It might seem a stretch to think the fight will surpass the economic success -- including a record 4.6 million pay-per-view buys -- of the long-awaited Mayweather-Pacquiao fight (which dramatically failed to live up to the hype), but they made the case that it could.

"This has a different kind of feel," Ellerbe said. "This is more of a mainstream global event. This is something the fans want to see. [McGregor has] done a tremendous job promoting himself, and Dana has done a tremendous job promoting him, and he's the biggest star in his sport. And we all know what Floyd brings to the table. The fans are the ones who demanded it.

"When the fans are demanding the fight, you got to figure it out and get it done. It's a total different feel from the Pacquiao fight. It's an unknown factor."

"Yes, of course, why not," Ellerbe said of the fight's chances of reaching at least $500 million in revenue. "With Mayweather-Pacquiao, that was a fight the fans had been talking about for years. There's not one place I go to or Floyd goes to or anyone affiliated or associated with Floyd Mayweather goes who doesn't get asked, 'Are you going to fight Conor McGregor?' This is a very, very hot fight. This is a fight the fans want. This is going to be a tremendous event."

Espinoza was closely involved in putting together Mayweather-Pacquiao and said he thinks Mayweather-McGregor could do better than that fight.

"We're not only drawing fans from the universe of boxing fans or the universe of MMA fans, but this fight taps into the audience who doesn't follow either sport," he said. "It's such a spectacle.
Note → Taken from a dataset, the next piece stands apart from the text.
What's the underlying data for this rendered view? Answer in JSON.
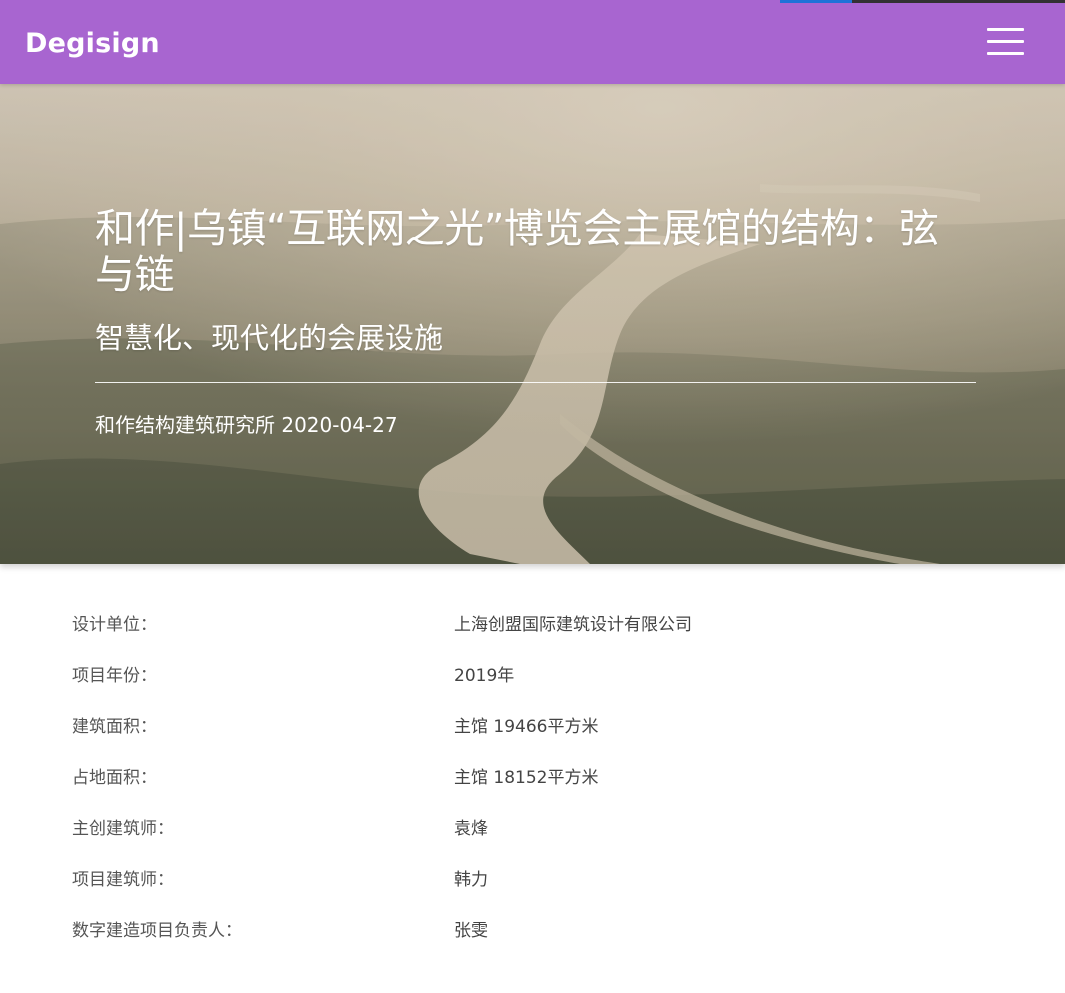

People not interested in either of these guys are interested in this fight. That was untapped for Mayweather-Pacquiao."